The Travelin’ McCourys (Photo courtesy IVPR)
DelFest, the festival brainchild of Del McCoury and his extended McCoury family, has just announced DelFest at Home, a streaming event celebrating musical highlights from DelFests past.
Happening during the originally scheduled festival weekend, May 21 through May 24, the free online event will feature performances from the festival’s namesake and his family as well as bluegrass and jam band luminaries such as Trey Anastasio Band, Bela Fleck and Chris Thile, Greensky Bluegrass, and more.
The Del McCoury Band performs at Ram’s Head On Stage in Annapolis in November 2017. (Photo by Casey Vock)
Ronnie McCoury, the eldest son of bluegrass legend Del McCoury and the longtime mandolin player for The Del McCoury Band, says he’s never had this much free time in the four decades he’s been performing music.
Ronnie was just a 13-year-old kid when he got his first glimpse of his father’s buddy Bill Monroe playing the mandolin, and, not long after, he was playing gigs alongside his dad. All these years later, Ronnie’s an eight-time International Bluegrass Music Association Mandolin Player of the Year and, just last year, produced the association’s Album of the Year — “Del McCoury Still Sings Bluegrass” — with his dad.
Odetta Hartman (Photo courtesy the artist)
With a heart-stopping voice and wide-ranging instrumental talent, Odetta Hartman carries cowboy soul into an era where country can clash with computers, and bluegrass isn’t afraid of bass.
Odetta livestreams a performance for Sixth & I Living Room Sessions on Friday, April 24.
John Prine (Photo by Danny Clinch)
(Editor’s note: Folk musician John Prine, 73, died of complications related to COVID-19 on April 7.)
A Personal Remembrance of John Prine
I only saw John Prine live once. In November 2017, he played DAR Constitution Hall. Dan Auerbach of the Black Keys opened the show.
The Lil Smokies jam on stage at DC’s legendary 9:30 Club, March 7, 2020. (Photo by Ari Strauss)
The Lil Smokies had March 7 circled on their calendar for quite some time. For several months, the progressive bluegrass band from Missoula, Montana, anxiously anticipated stepping onto the stage at DC’s legendary 9:30 Club for the very first time.
Trampled by Turtles performs at Baltimore Soundstage on Feb. 22, 2020. (Photo by Casey Vock)
What separates one band from the next might be the degree to which it challenges itself within the confines of whatever genre it is pigeonholed — and exercising creativity while respecting particular forms and traditions of your craft isn’t always easy.
For going on two decades, Duluth, Minnesota-based Trampled by Turtles has earned a reputation in the studio and on the road for testing the upper limits of bluegrass power and tempo while simultaneously honing the sweetest harmonies to ever come out of the Zenith City.
Marty Stuart performs at The Birchmere on Feb. 27, 2020. (Photo by Rashad Polk)
If you have even the slightest interest in country music, you owe it to yourself to see Marty Stuart and His Fabulous Superlatives.
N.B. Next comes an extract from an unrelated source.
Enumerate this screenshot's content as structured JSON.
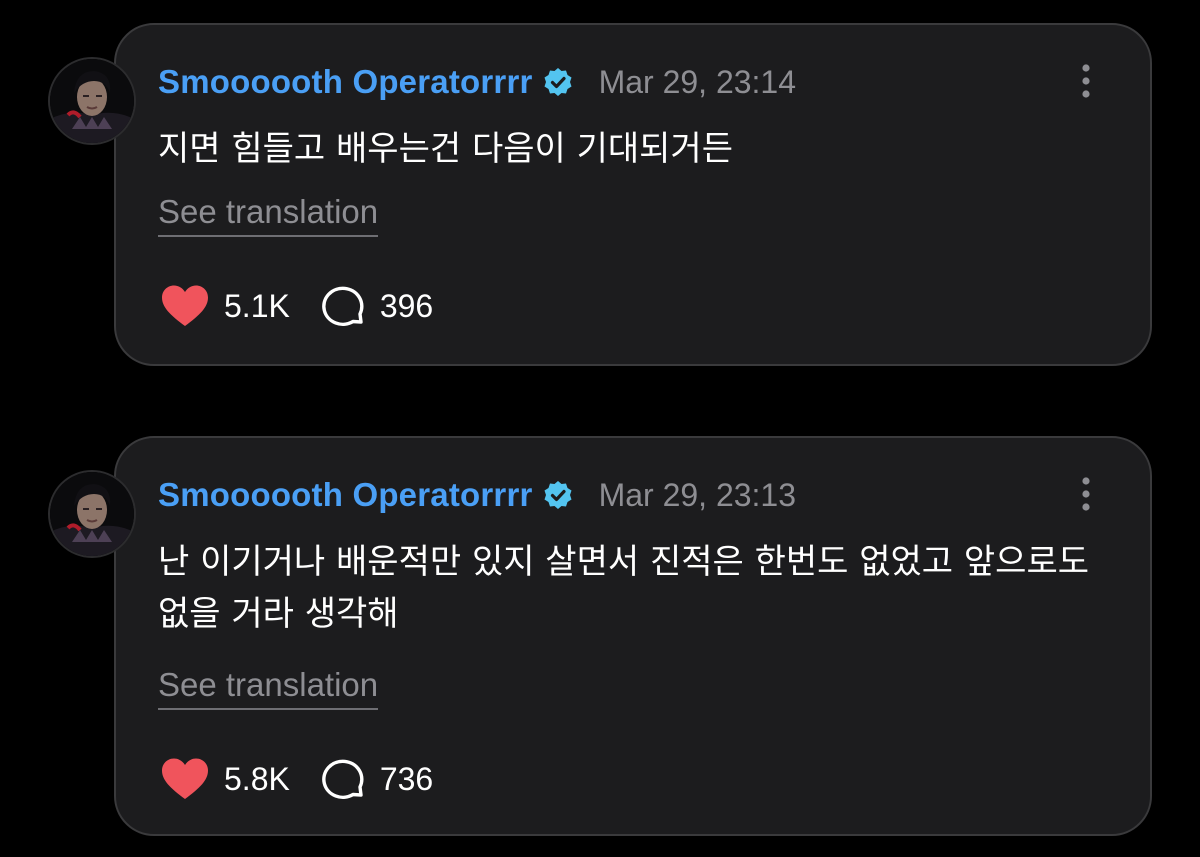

The Fabulous Superlatives — “Cousin” Kenny Vaughan on guitar, “Professor” Chris Scruggs laying down the bass, and “Handsome” Harry Stinson keeping the beat on the drums — are an all-star team of Americana players. Marty is a former child prodigy who was already playing professionally with bluegrass legend Lester Flatt as a teenager.
The Lil Smokies (Photo courtesy IVPR)
Progressive bluegrass band The Lil Smokies released of their third studio album, Tornillo, last month. Recorded at Sonic Ranch in Tornillo, Texas, with producer-engineer Bill Reynolds (The Avett Brothers, Band of Horses, Midland) Tornillo is a focused and refined representation of the sound The Lil Smokies have become known for, Live For Live Music deeming the release “…an album with a point to make.”
The Lil Smokes stare a bill with Joe Pug at 9:30 Club on Saturday, March 7.
Sierra Hull (Photo by Gina Binkley)
In her second appearance at the Strathmore Music Center, mandolin virtuoso Sierra Hull and her ultra-talented band recently opened for ukulele master Jake Shimabukuro. The former child prodigy, who recorded her first album at the age of 11, packed a lot of variety into her set, with vocal and instrumental numbers, as well as solo pieces where she accompanied herself on the acoustic guitar.
Vince Herman of Leftover Salman performs at MerleFest 2017 on April 28, 2017. (Photo by cp_thornton)
Before Vince Herman and Drew Emmitt took the stage at City Winery, they were preceded by a brief reading from Tim Newby’s book, Leftover Salmon: 30 Years of Festival. The reading detailed the earliest origins of America’s premier “polyethnic Cajun slamgrass band,” (a term which, Vince joked, “has really pigeonholed us”), when Vince and Drew met in 1985. Over the next few years, Vince would play guitar in the Left Hand String Band, and Drew played several instruments, especially the mandolin, in the Salmon Heads.